> WHAT THE TASK REQUIRES
The entries follow. Print each one exactly.

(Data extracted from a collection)
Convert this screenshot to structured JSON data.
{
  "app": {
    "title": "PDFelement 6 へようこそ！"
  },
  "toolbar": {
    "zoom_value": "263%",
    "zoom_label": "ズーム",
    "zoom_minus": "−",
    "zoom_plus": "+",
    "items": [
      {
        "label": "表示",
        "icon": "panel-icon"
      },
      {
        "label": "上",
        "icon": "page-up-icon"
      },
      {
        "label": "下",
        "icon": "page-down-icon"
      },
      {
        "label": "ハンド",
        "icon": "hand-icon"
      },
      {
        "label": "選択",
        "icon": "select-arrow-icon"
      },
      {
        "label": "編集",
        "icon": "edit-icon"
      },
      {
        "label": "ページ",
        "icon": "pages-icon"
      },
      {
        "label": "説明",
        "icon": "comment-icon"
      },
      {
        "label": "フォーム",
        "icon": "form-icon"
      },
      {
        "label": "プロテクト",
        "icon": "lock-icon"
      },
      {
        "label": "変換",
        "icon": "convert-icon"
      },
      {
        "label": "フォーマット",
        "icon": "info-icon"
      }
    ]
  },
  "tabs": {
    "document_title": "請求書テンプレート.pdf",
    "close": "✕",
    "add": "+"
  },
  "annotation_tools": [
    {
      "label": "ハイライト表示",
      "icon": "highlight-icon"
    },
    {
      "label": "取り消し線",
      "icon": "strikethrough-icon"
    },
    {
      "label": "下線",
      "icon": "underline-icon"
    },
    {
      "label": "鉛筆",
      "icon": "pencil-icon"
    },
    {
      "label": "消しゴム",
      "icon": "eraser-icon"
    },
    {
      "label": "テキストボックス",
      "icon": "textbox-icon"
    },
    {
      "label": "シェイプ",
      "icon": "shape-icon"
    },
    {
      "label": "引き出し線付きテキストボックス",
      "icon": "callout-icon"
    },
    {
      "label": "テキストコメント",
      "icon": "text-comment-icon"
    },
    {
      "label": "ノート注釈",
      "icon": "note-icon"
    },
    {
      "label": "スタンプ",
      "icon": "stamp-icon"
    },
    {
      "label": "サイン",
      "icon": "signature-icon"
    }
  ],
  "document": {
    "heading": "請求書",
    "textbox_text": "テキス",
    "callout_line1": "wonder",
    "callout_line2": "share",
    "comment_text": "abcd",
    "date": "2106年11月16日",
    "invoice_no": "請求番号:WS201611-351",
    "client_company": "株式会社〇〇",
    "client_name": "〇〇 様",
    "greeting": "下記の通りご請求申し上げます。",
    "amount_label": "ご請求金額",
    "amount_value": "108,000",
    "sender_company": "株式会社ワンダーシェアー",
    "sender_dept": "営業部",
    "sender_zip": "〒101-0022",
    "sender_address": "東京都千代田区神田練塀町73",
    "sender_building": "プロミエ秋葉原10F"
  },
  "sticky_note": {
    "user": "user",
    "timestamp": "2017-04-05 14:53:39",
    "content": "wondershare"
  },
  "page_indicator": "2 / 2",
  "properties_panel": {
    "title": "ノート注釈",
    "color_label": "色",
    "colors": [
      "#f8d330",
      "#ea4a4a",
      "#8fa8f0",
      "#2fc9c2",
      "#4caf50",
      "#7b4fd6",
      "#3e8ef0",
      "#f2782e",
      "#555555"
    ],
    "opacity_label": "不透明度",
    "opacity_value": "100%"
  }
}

> RESULT FOR THIS EXERCISE
Convert this screenshot to structured JSON data.
{
  "app": {
    "title": "PDFelement 6 へようこそ！"
  },
  "toolbar": {
    "zoom_value": "263%",
    "zoom_label": "ズーム",
    "zoom_minus": "−",
    "zoom_plus": "+",
    "items": [
      {
        "label": "表示",
        "icon": "panel-icon"
      },
      {
        "label": "上",
        "icon": "page-up-icon"
      },
      {
        "label": "下",
        "icon": "page-down-icon"
      },
      {
        "label": "ハンド",
        "icon": "hand-icon"
      },
      {
        "label": "選択",
        "icon": "select-arrow-icon"
      },
      {
        "label": "編集",
        "icon": "edit-icon"
      },
      {
        "label": "ページ",
        "icon": "pages-icon"
      },
      {
        "label": "説明",
        "icon": "comment-icon"
      },
      {
        "label": "フォーム",
        "icon": "form-icon"
      },
      {
        "label": "プロテクト",
        "icon": "lock-icon"
      },
      {
        "label": "変換",
        "icon": "convert-icon"
      },
      {
        "label": "フォーマット",
        "icon": "info-icon"
      }
    ]
  },
  "tabs": {
    "document_title": "請求書テンプレート.pdf",
    "close": "✕",
    "add": "+"
  },
  "annotation_tools": [
    {
      "label": "ハイライト表示",
      "icon": "highlight-icon"
    },
    {
      "label": "取り消し線",
      "icon": "strikethrough-icon"
    },
    {
      "label": "下線",
      "icon": "underline-icon"
    },
    {
      "label": "鉛筆",
      "icon": "pencil-icon"
    },
    {
      "label": "消しゴム",
      "icon": "eraser-icon"
    },
    {
      "label": "テキストボックス",
      "icon": "textbox-icon"
    },
    {
      "label": "シェイプ",
      "icon": "shape-icon"
    },
    {
      "label": "引き出し線付きテキストボックス",
      "icon": "callout-icon"
    },
    {
      "label": "テキストコメント",
      "icon": "text-comment-icon"
    },
    {
      "label": "ノート注釈",
      "icon": "note-icon"
    },
    {
      "label": "スタンプ",
      "icon": "stamp-icon"
    },
    {
      "label": "サイン",
      "icon": "signature-icon"
    }
  ],
  "document": {
    "heading": "請求書",
    "textbox_text": "テキス",
    "callout_line1": "wonder",
    "callout_line2": "share",
    "comment_text": "abcd",
    "date": "2106年11月16日",
    "invoice_no": "請求番号:WS201611-351",
    "client_company": "株式会社〇〇",
    "client_name": "〇〇 様",
    "greeting": "下記の通りご請求申し上げます。",
    "amount_label": "ご請求金額",
    "amount_value": "108,000",
    "sender_company": "株式会社ワンダーシェアー",
    "sender_dept": "営業部",
    "sender_zip": "〒101-0022",
    "sender_address": "東京都千代田区神田練塀町73",
    "sender_building": "プロミエ秋葉原10F"
  },
  "sticky_note": {
    "user": "user",
    "timestamp": "2017-04-05 14:53:39",
    "content": "wondershare"
  },
  "page_indicator": "2 / 2",
  "properties_panel": {
    "title": "ノート注釈",
    "color_label": "色",
    "colors": [
      "#f8d330",
      "#ea4a4a",
      "#8fa8f0",
      "#2fc9c2",
      "#4caf50",
      "#7b4fd6",
      "#3e8ef0",
      "#f2782e",
      "#555555"
    ],
    "opacity_label": "不透明度",
    "opacity_value": "100%"
  }
}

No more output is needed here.